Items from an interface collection
^^^^

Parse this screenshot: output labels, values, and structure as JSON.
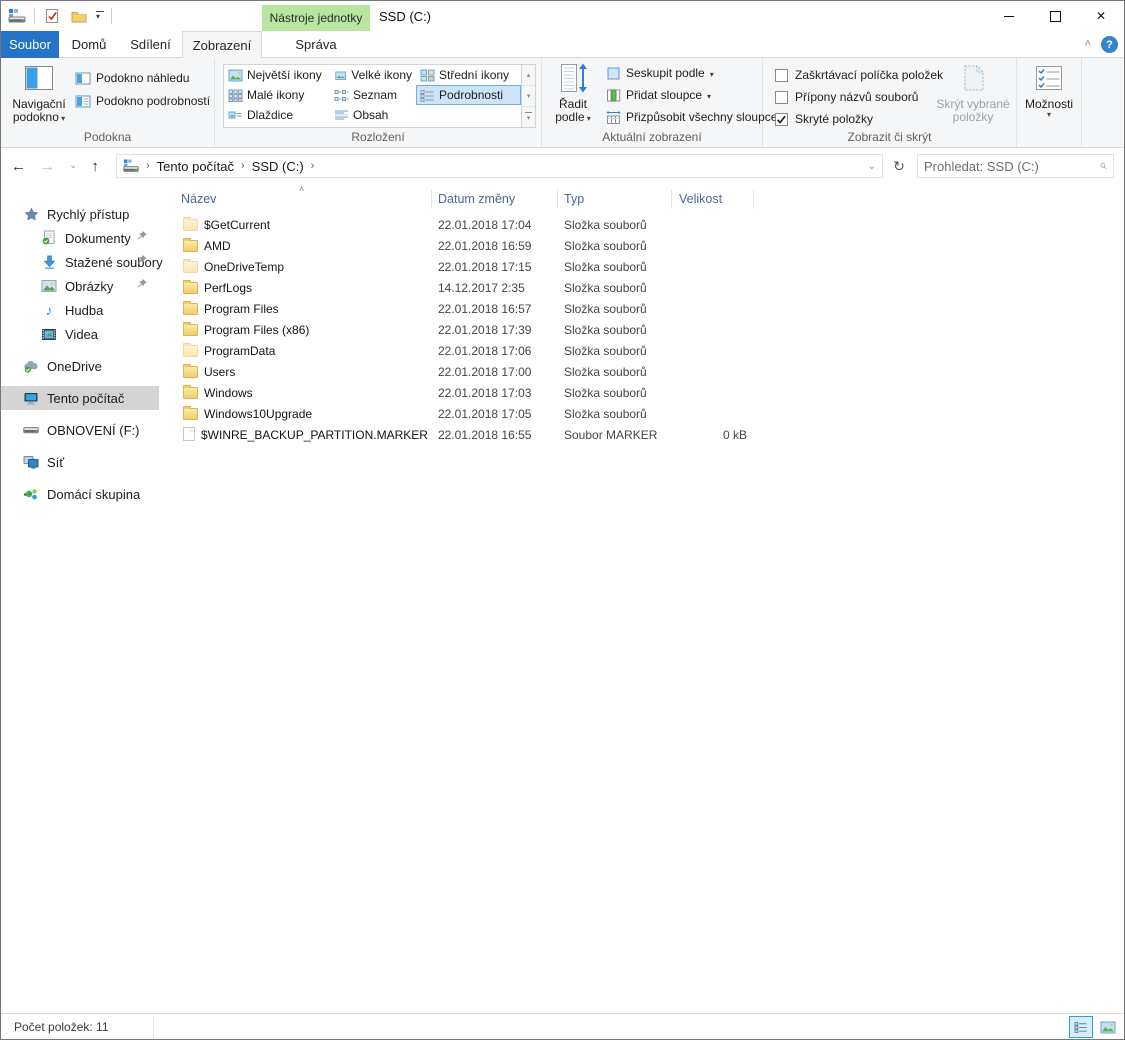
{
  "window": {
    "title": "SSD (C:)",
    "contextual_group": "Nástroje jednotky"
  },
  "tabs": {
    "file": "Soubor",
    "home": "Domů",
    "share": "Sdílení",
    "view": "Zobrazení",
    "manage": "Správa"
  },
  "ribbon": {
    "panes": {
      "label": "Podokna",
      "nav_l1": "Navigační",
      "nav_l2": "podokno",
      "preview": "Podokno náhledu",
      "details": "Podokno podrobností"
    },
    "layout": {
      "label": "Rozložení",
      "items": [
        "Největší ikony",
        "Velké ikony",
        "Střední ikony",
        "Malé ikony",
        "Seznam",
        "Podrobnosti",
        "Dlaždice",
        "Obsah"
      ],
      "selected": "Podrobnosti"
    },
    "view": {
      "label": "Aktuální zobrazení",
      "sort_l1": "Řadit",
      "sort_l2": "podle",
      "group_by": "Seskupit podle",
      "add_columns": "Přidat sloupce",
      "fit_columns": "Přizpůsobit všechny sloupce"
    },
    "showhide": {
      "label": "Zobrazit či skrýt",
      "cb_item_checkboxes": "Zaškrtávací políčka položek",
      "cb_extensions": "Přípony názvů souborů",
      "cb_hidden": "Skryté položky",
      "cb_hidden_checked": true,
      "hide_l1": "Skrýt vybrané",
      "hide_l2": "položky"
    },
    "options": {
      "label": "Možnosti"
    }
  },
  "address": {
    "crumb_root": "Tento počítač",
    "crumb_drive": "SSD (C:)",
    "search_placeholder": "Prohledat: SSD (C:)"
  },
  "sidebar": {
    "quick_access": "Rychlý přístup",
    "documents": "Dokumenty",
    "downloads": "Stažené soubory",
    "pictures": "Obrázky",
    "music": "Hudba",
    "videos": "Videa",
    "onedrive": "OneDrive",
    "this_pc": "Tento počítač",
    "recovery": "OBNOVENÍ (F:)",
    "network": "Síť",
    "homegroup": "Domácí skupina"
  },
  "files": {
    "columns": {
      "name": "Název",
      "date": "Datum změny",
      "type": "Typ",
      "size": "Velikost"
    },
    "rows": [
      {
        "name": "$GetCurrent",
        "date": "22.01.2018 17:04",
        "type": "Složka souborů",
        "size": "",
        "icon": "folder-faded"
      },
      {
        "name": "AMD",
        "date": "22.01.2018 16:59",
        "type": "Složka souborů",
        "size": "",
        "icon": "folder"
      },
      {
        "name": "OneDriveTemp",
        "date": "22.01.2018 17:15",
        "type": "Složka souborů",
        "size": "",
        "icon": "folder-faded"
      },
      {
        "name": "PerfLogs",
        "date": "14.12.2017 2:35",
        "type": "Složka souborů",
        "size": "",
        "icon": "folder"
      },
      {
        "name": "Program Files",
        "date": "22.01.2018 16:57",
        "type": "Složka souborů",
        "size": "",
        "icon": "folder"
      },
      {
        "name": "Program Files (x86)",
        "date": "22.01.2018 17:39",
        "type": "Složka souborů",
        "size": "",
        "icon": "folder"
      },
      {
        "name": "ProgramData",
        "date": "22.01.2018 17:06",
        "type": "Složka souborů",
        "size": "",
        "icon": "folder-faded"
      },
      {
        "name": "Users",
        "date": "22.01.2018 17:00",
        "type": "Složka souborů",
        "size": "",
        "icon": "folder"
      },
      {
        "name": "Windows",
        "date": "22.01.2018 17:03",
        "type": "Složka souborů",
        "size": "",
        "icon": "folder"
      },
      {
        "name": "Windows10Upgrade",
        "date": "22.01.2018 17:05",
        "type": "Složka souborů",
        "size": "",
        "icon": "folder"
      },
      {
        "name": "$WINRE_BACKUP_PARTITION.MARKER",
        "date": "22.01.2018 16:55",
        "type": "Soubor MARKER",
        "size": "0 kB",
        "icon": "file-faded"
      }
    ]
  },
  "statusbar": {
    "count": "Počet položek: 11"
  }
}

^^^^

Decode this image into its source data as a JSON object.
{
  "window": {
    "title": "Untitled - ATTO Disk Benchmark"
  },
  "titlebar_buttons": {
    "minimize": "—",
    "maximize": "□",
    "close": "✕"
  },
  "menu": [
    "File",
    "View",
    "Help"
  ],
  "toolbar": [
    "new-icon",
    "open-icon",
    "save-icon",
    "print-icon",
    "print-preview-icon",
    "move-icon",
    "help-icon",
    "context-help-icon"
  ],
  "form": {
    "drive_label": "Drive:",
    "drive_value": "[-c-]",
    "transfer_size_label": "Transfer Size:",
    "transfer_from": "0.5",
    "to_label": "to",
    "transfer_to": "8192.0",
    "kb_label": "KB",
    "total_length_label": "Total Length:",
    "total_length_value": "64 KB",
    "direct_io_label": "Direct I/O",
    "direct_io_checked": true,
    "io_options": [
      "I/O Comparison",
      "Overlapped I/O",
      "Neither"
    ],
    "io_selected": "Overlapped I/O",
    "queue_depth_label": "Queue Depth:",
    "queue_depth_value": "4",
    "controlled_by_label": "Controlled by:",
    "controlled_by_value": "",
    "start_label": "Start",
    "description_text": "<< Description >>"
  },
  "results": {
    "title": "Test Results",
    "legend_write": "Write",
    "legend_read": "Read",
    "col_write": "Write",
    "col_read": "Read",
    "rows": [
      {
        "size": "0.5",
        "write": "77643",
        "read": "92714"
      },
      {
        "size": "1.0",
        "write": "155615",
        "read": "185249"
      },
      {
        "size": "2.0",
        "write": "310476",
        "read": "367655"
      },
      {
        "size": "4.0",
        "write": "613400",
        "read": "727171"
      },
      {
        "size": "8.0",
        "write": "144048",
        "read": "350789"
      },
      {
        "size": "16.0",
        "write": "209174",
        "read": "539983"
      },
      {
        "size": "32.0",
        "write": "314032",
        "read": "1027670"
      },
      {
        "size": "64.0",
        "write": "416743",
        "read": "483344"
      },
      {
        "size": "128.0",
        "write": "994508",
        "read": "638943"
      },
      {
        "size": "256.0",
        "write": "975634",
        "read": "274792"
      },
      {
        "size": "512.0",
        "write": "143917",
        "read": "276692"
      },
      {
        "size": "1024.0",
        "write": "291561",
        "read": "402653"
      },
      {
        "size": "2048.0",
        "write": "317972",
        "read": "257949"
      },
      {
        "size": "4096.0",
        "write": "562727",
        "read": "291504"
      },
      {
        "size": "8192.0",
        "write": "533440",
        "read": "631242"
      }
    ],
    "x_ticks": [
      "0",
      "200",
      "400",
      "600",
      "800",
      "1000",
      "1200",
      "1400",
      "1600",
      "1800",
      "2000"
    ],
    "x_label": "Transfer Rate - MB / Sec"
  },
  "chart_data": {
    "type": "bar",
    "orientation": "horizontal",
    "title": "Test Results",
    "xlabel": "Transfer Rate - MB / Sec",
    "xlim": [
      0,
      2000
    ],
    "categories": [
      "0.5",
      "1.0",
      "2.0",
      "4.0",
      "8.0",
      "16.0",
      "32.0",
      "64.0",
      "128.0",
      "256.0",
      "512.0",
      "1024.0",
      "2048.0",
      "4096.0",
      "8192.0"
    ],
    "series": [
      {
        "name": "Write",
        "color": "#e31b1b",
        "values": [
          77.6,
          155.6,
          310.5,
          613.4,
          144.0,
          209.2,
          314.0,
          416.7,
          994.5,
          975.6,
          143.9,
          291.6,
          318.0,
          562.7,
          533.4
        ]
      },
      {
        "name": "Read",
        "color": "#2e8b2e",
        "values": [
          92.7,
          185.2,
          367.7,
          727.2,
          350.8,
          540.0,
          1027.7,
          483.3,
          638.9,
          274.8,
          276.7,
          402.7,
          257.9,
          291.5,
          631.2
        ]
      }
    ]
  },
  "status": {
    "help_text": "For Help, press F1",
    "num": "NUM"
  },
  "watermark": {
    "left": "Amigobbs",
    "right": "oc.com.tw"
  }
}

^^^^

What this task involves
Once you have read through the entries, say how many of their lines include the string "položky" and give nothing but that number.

Exercise output
2